I went out in the backyard today and played on my old hoop. I always kept the basket low, a standard height subsidy for white high school basketball players around the country. I spend hours out there by myself, perfecting my free throw and imaging hitting big shots for Coach K. I scraped myself dozens of times on the gravel alley next to the court, which was a skating rink if you played in the rain. The other scrubs from the team and I would play for hours after school, throwing the ball down and imagining ourselves with more talent than we had. The rim has held up despite years of kids hanging mercilessly from it.

The court hasn’t faired as well. It’s almost a decade old now and the years show. The surface of the concrete has been warn down in spots by the tires of my fathers truck, leaving behind a few patches of loose gravel. When the City decided to pave our alley they decided the court stuck out into public property. They converted the offending two feet of concrete into a steep ramp connecting the road to the court. It works for parking, but for anyone wanting to shoot around it’s a broken ankle factory.

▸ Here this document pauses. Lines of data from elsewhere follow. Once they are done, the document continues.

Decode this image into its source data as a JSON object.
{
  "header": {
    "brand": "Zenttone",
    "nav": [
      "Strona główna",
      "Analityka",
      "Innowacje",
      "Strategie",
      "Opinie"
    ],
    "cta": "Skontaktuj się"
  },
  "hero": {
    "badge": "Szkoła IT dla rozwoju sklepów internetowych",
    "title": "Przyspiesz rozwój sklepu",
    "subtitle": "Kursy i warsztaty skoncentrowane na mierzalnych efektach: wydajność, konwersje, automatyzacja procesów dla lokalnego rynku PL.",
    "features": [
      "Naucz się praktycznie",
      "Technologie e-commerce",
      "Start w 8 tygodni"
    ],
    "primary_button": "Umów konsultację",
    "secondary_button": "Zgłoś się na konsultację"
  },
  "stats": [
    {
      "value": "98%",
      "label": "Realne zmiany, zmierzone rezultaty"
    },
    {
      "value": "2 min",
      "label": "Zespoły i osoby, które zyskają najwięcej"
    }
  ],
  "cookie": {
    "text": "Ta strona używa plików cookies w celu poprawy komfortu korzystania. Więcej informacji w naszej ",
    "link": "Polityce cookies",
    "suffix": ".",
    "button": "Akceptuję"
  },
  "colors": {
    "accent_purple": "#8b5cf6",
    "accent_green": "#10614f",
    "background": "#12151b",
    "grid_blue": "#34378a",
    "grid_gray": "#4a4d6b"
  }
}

But still, it’s my home court. What’s avoiding a little slope to a kid who used to pick gravel out of his bleeding legs after playing in freezing rain? Sometimes I feel completely removed from my 14-year-old self. That kid had no idea who I’d be, and I care barely remember who he was. But shooting hoops on the old court this afternoon brought me back to those days. I reconnected with the kid who assigned himself wind springs and assigned himself five more three-pointers before coming in for dinner. I even imagined hitting the big shot in the finals again. It dropped through the net, swish, and I headed inside for dinner.